Notes: Much of the dialogue in the opening scene is quoted or closely adapted from King Lear, ; the song that the Fool sings in this chapter is loosely adapted from one that appears earlier in the play, which in turn is adapted from the ballad "When Arthur First in Court."I do think, based on Edmund's reaction to his brother's story of Gloucester's death at the end of the play, that canon. Multiple characters in King Lear make references to eclipses that have taken place; in Act 1 Scene 2 in particular, Gloucester attributes the chaos in Lear's court—the banishment of Kent and abrupt departure of Cordelia and France—to "these late eclipses of the sun and moon" (). 1. An eclipse as an ill omen. “These late eclipses in the sun and moon. portend no good to us. Though the wisdom of. nature can reason it thus and thus, yet nature finds. itself scourged by the sequent effects.”. —Gloucester in King Lear () 2. These late eclipses in the sun and moon portend no good to us: though the wisdom of nature can reason it thus and thus, yet. nature finds itself scourged by the sequent effects: love cools, friendship falls off, brothers divide: in cities, mutinies; in. countries, discord; in palaces, treason; and the bond cracked. 'twixt son and father.

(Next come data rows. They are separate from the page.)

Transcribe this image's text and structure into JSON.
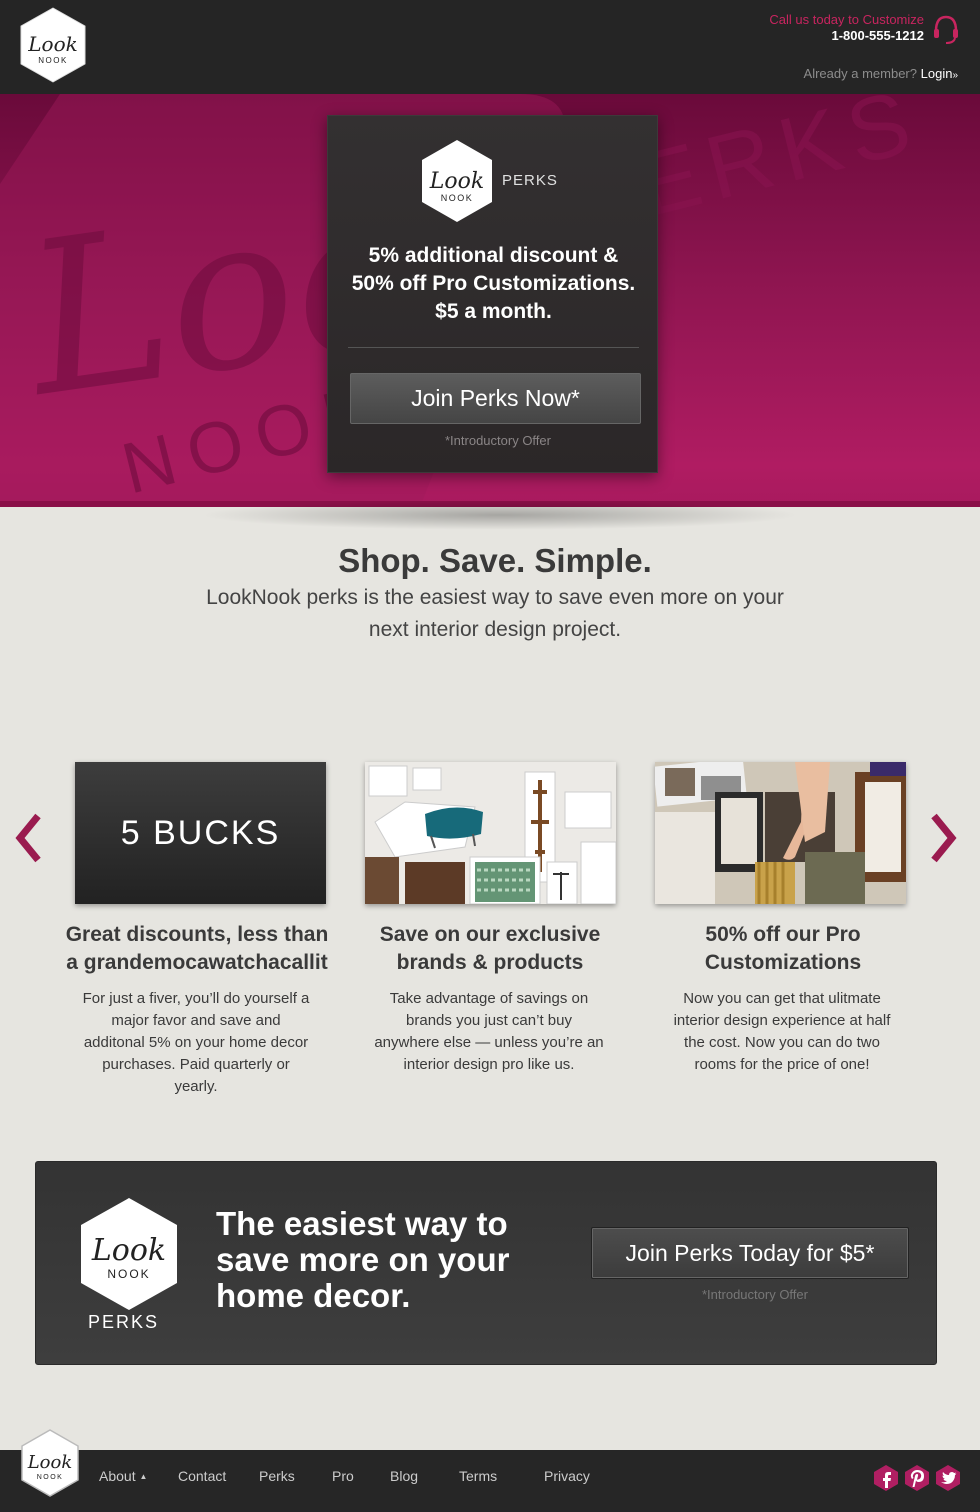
{
  "brand": {
    "logo_script": "Look",
    "logo_word": "NOOK"
  },
  "header": {
    "call_text": "Call us today to Customize",
    "phone": "1-800-555-1212",
    "member_text": "Already a member?",
    "login_label": "Login",
    "login_arrow": "»"
  },
  "hero": {
    "bg_script": "Look",
    "bg_word_nook": "NOOK",
    "bg_word_perks": "PERKS",
    "card_perks": "PERKS",
    "headline_line1": "5% additional discount &",
    "headline_line2": "50% off Pro Customizations.",
    "headline_line3": "$5 a month.",
    "join_label": "Join Perks Now*",
    "offer": "*Introductory Offer"
  },
  "intro": {
    "title": "Shop. Save. Simple.",
    "subtitle": "LookNook perks is the easiest way to save even more on your next interior design project."
  },
  "features": [
    {
      "image_text": "5 BUCKS",
      "title_line1": "Great discounts, less than",
      "title_line2": "a grandemocawatchacallit",
      "body": "For just a fiver, you’ll do yourself a major favor and save and additonal 5% on your home decor purchases. Paid quarterly or yearly."
    },
    {
      "title_line1": "Save on our exclusive",
      "title_line2": "brands & products",
      "body": "Take advantage of savings on brands you just can’t buy anywhere else — unless you’re an interior design pro like us."
    },
    {
      "title_line1": "50% off our Pro",
      "title_line2": "Customizations",
      "body": "Now you can get that ulitmate interior design experience at half the cost. Now you can do two rooms for the price of one!"
    }
  ],
  "cta": {
    "perks": "PERKS",
    "headline": "The easiest way to save more on your home decor.",
    "button": "Join Perks Today for $5*",
    "offer": "*Introductory Offer"
  },
  "footer": {
    "nav": [
      "About",
      "Contact",
      "Perks",
      "Pro",
      "Blog",
      "Terms",
      "Privacy"
    ],
    "about_caret": "▲",
    "social": [
      "facebook-icon",
      "pinterest-icon",
      "twitter-icon"
    ]
  },
  "colors": {
    "accent": "#c8255f",
    "dark": "#252525",
    "hero": "#9a1655",
    "page_bg": "#e6e5e0"
  }
}
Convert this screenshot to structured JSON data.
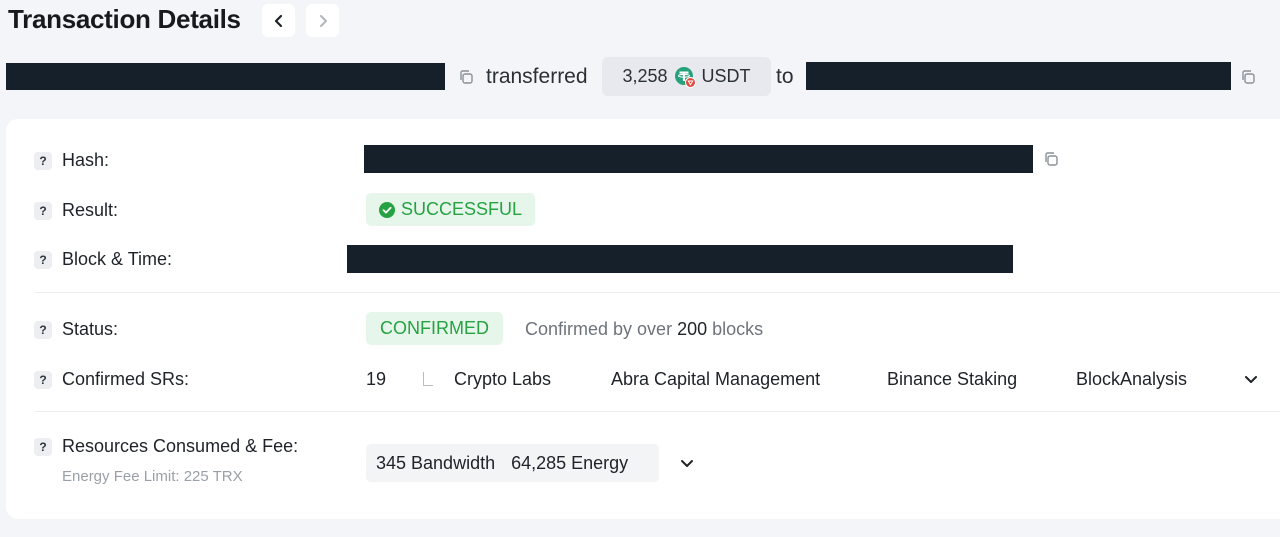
{
  "header": {
    "title": "Transaction Details"
  },
  "summary": {
    "verb": "transferred",
    "amount": "3,258",
    "token": "USDT",
    "preposition": "to"
  },
  "details": {
    "hash_label": "Hash:",
    "result_label": "Result:",
    "result_value": "SUCCESSFUL",
    "block_time_label": "Block & Time:",
    "status_label": "Status:",
    "status_value": "CONFIRMED",
    "status_note_prefix": "Confirmed by over",
    "status_note_count": "200",
    "status_note_suffix": "blocks",
    "srs_label": "Confirmed SRs:",
    "srs_count": "19",
    "srs": [
      "Crypto Labs",
      "Abra Capital Management",
      "Binance Staking",
      "BlockAnalysis"
    ],
    "resources_label": "Resources Consumed & Fee:",
    "energy_fee_limit": "Energy Fee Limit: 225 TRX",
    "bandwidth": "345 Bandwidth",
    "energy": "64,285 Energy"
  },
  "icons": {
    "help": "?",
    "copy": "copy-icon",
    "check": "check-circle-icon",
    "chevron_left": "chevron-left-icon",
    "chevron_right": "chevron-right-icon",
    "chevron_down": "chevron-down-icon",
    "token": "usdt-token-icon"
  },
  "colors": {
    "success_green": "#27a243",
    "success_bg": "#e6f6ea",
    "redaction": "#16202b",
    "usdt_green": "#26a17b",
    "tron_red": "#e0493c"
  }
}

Shakespeare coined many popular phrases that are still commonly used today. Here are some examples of Shakespeare's most familiar quotes from King Lear. You just might be surprised to learn of all the everyday sayings that originally came from Shakespeare! "My love's more richer than my tongue." (Act I, Scene I) "Nothing will come of nothing.". Lear’s repetition of the word “never” is the disbelief of a bereaved parent, but it also gives voice to the shock and disbelief of the audience. Coming at the end of a play in which negatives like “never” and “nothing” have been insistently repeated, the repetition of “never” here also confirms the vision of the play as a whole: the world of King Lear is a world without meaning. According to Aristotle in his book Poetics, the cathartic effects of a tragedy are its purpose, which is mediated through its form. An examination of Shakespeare’s King Lear in relation to the Aristotelian elements of tragedy – focusing on his compliance with Plot and inversion of Thought – will demonstrate how the playwright preserves the cathartic outcome despite the dramatically. Lear delivers these lines after he has been driven to the end of his rope by the cruelties of Goneril and Regan (–). He rages against them, explaining that their attempts to take away his knights and servants strike at his heart.